Summer arrived at the studio to find Moroder already waiting to start recording. All night long, he’d been working on a backing track, a tapping cymbal, a funky guitar, a pounding beat, a slowburn bass, rising strings. It was simple, it was gentle, and it was five minutes’ worth of compulsive, irresistible seduction. Pete Bellotte had constructed a handful of lyrics around Summer’s original title. All Moroder wanted to know now was how she wanted to sing it.
Standing sipping a cup of herbal tea, Summer admitted she didn’t know. She’d not even thought about the song since she left the studio the previous day; that she would suddenly be asked to perform it was the furthest thing on her mind.
Through the morning the two worked, trying different ideas, different moods. Suddenly, an image of Marilyn Monroe popped into Summer’s head, “singing the song in that light and fluffy, but highly sensual voice of hers.” She knew that was how she wanted to perform.
One take is all it took. By noon, the record—or, at least, a workable demo—was complete. Now to find somebody to release it.
Holland was no problem. Groovy Records had already released Summer’s first album, titled for “Lady of the Night,” and were now looking for fresh material. Atlantic picked up the record in Germany, a follow-up of sorts to Fancy’s moan and groan–laden cover of “Wild Thing.” In the United Kingdom, the tape was leased to GTO, the newly launched label spin-off from the production company of the same name.
America was the egg that Moroder wanted to crack, however. And the American discotheque was the world he wanted to rule. “Love to Love You,” he sensed, might well accomplish both.
Excerpted from I Feel Love: Donna Summer, Giorgio Moroder, and How They Reinvented Music, by Dave Thompson. Copyright © 2021 Backbeat Books. Distributed by Backbeat Books. Excerpted by permission of Backbeat Books. All rights reserved. No part of this excerpt may be reproduced or reprinted without permission in writing from the publisher.

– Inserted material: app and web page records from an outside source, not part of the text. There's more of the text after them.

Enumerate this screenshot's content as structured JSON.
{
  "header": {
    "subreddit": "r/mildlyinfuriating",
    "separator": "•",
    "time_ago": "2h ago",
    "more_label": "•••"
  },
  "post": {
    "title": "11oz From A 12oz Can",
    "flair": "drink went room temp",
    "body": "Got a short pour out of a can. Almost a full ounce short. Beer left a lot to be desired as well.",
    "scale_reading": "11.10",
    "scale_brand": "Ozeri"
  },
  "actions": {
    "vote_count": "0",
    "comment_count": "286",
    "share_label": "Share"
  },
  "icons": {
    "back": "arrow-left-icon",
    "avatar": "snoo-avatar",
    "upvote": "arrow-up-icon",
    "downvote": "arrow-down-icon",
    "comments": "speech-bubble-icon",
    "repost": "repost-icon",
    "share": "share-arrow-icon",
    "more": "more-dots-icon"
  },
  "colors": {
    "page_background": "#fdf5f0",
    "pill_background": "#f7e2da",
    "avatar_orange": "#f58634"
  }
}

DAVE THOMPSON is the author of over 150 books, including co-written memoirs with New York Doll Sylvain Sylvain, Motown legends Brian and Eddie Holland (forthcoming), Hawkwind’s Nik Turner, the Yardbirds’ Jim McCarty, Fairport Convention’s Judy Dyble, and more. He is a columnist for Goldmine magazine, and his work has also appeared in Rolling Stone, Spin, Alternative Press, Mojo, Record Collector, and many other major publications. He has contributed to music documentaries produced by VH-1, A&E, the BBC, and others. Born in the UK, Thompson is now a resident of Delaware.